Medicare’s ‘drugs for the deceased’ costing taxpayers
US Health Department investigators first raised eyebrows when they noticed a disproportionate amount of coverage for AIDS drugs dispensed to Medicare beneficiaries back in 2012. While sexually transmitted diseases are becoming an increasing problem among older people, that did not really explain the 1,600 Medicare recipients of AIDS drugs.
Even stranger was the fact that further investigations showed patients with no HIV diagnosis being prescribed the drugs anyway, and others receiving large quantities.
Department's inspector general says the Medicare rule allows payment for prescriptions filled up to 32 days after... http://t.co/8CzOY2e3PF
— Carl Ducharme (@DucharmeCarl) October 31, 2014
What investigators also discovered is that Medicare was paying for prescriptions for 32 days after a patient’s death. When that revelation came about, they did a narrow study of drugs to treat HIV in 2012, and cross referenced them with death records. They found that Medicare Part D paid for 348 drugs for 158 dead people, costing taxpayers $292,381 – an average of $1,850 per patient.
“Drugs for deceased beneficiaries are clearly not medically indicated, which is a requirement for (Medicare) coverage,” the inspector general report stated, according to the Associated Press.
Of the 348 prescriptions dispensed for the dead beneficiaries, nearly half were filled more than a week after the patient died.
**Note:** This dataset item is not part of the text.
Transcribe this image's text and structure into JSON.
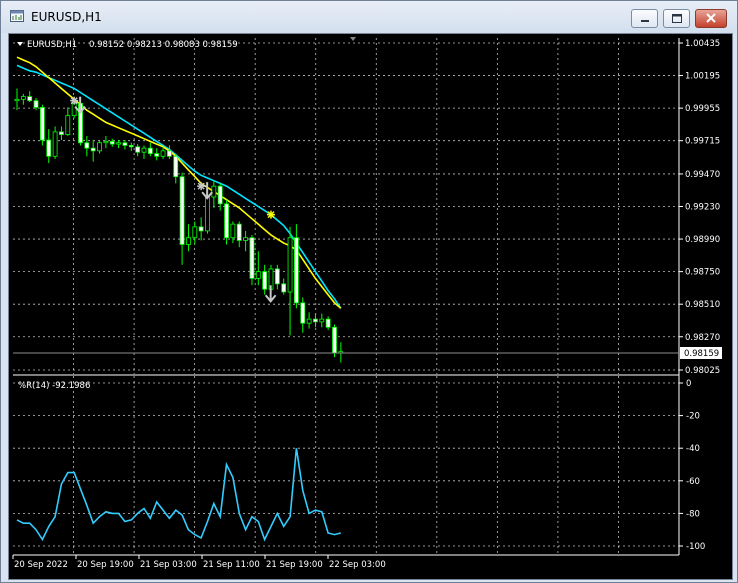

In some cases, multiple prescriptions were filled on behalf of a single dead person.
Medicare's "current practices allowed most of these payments to occur," the report said.
The US government health insurance program, Medicare, provides coverage to around 55 million seniors and disabled people. Its prescription drug coverage, or Part D – with its annual budget of $85 billion – is provided through private insurance plans, with the federal government subsidizing the cost of prescription drugs. Part D is often at the center of many scandals and scams.
Medicare Bought Medicines for Dead People http://t.co/23xS6CRW2m
— R.M. Sherman (@MichiganLaw2008) November 1, 2014
Now, questions are being raised about what happened to the medications prescribed to the dead individuals, and whether some were diverted to underground markets for resale. HIV drugs cost about $1,700 for a month’s supply and are a common target for fraud.
As investigators have only examined one narrow sliver of Medicare
prescriptions, they think the overall program could being costing
tax payers millions of dollars.
"The payment policy is the same for all drugs, whether they are $2,000 drugs to treat HIV or $4 generic drugs," the report's team leader said.
A government watchdog agency says Medicare's prescription drug program kept paying for costly medications even... http://t.co/VJB7LVUSWw
— Amanda Langley (@Amanda_Langley) October 31, 2014
The report urged immediate changes to eliminate or restrict the payment policy.
“After reviewing this report, [Medicare] has had preliminary
discussions with the industry to revisit the need for a 32-day
window," the Medicare head wrote in response, according to
Medicare said it is working on a fix.